Start of Material supplied
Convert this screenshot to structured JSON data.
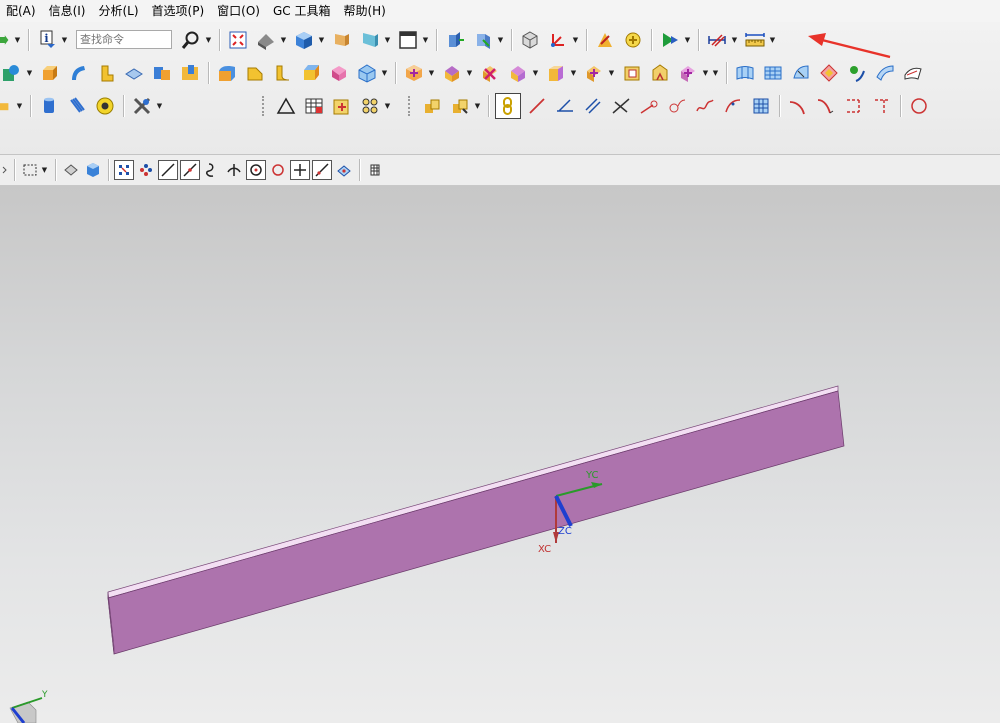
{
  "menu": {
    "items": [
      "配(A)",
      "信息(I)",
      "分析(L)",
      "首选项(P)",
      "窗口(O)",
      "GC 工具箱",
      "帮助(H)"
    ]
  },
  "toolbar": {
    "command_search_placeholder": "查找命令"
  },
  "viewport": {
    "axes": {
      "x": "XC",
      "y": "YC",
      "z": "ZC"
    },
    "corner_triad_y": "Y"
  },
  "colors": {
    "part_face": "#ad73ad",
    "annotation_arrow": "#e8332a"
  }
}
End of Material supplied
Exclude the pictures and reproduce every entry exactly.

Convert this screenshot to structured JSON data.
{
  "menu": {
    "items": [
      "配(A)",
      "信息(I)",
      "分析(L)",
      "首选项(P)",
      "窗口(O)",
      "GC 工具箱",
      "帮助(H)"
    ]
  },
  "toolbar": {
    "command_search_placeholder": "查找命令"
  },
  "viewport": {
    "axes": {
      "x": "XC",
      "y": "YC",
      "z": "ZC"
    },
    "corner_triad_y": "Y"
  },
  "colors": {
    "part_face": "#ad73ad",
    "annotation_arrow": "#e8332a"
  }
}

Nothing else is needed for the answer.